§ **Problem requirements**: Say how many lines in the records hold the word "JSON", and give nothing but that number.
::::::::::
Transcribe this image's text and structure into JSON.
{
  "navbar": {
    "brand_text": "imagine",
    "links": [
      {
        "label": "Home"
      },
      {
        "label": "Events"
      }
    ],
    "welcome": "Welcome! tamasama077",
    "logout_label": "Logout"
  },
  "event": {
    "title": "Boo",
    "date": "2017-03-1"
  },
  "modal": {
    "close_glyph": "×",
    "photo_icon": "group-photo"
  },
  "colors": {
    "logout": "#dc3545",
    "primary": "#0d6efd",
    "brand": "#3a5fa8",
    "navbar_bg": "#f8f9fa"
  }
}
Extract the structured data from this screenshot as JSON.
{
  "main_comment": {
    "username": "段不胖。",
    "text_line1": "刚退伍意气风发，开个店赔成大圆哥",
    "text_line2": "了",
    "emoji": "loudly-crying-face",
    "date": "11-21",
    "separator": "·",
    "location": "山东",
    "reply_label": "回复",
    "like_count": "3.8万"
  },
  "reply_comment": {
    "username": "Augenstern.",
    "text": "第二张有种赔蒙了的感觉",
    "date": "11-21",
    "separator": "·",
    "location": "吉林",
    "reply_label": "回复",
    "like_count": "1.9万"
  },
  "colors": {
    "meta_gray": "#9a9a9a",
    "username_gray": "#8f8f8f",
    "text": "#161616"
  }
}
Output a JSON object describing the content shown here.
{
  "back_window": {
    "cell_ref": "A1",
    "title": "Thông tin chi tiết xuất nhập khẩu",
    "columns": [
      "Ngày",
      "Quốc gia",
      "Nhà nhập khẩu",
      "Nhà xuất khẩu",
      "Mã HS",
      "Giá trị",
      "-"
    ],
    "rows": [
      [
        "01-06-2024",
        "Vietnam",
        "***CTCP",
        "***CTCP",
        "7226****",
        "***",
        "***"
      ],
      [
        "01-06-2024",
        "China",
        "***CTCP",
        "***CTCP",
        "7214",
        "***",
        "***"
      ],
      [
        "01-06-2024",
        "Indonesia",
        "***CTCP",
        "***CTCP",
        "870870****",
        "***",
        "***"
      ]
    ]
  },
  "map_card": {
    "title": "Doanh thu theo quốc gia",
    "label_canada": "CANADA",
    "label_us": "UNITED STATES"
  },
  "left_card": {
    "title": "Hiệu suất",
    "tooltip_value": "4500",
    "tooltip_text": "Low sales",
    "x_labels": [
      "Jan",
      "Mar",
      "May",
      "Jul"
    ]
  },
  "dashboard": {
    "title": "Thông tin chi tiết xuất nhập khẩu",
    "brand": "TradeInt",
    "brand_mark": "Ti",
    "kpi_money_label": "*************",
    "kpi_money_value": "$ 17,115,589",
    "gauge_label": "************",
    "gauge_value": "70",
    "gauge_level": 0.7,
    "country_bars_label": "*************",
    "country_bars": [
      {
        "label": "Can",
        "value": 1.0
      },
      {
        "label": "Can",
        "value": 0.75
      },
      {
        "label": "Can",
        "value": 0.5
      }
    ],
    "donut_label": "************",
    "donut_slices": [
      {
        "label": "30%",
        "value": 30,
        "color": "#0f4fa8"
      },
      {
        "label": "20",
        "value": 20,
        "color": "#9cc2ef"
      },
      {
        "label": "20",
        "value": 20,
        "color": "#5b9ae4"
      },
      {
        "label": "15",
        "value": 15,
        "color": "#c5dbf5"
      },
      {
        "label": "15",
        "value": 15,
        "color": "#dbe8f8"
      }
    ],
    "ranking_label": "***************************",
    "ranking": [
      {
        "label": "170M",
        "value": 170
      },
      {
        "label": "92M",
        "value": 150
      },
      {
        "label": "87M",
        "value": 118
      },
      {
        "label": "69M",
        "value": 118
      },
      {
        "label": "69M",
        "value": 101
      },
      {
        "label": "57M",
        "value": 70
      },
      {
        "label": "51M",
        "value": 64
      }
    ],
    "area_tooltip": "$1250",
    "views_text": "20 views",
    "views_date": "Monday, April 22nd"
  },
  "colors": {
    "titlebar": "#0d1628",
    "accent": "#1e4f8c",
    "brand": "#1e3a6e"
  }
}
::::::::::
§ **Response box**: 3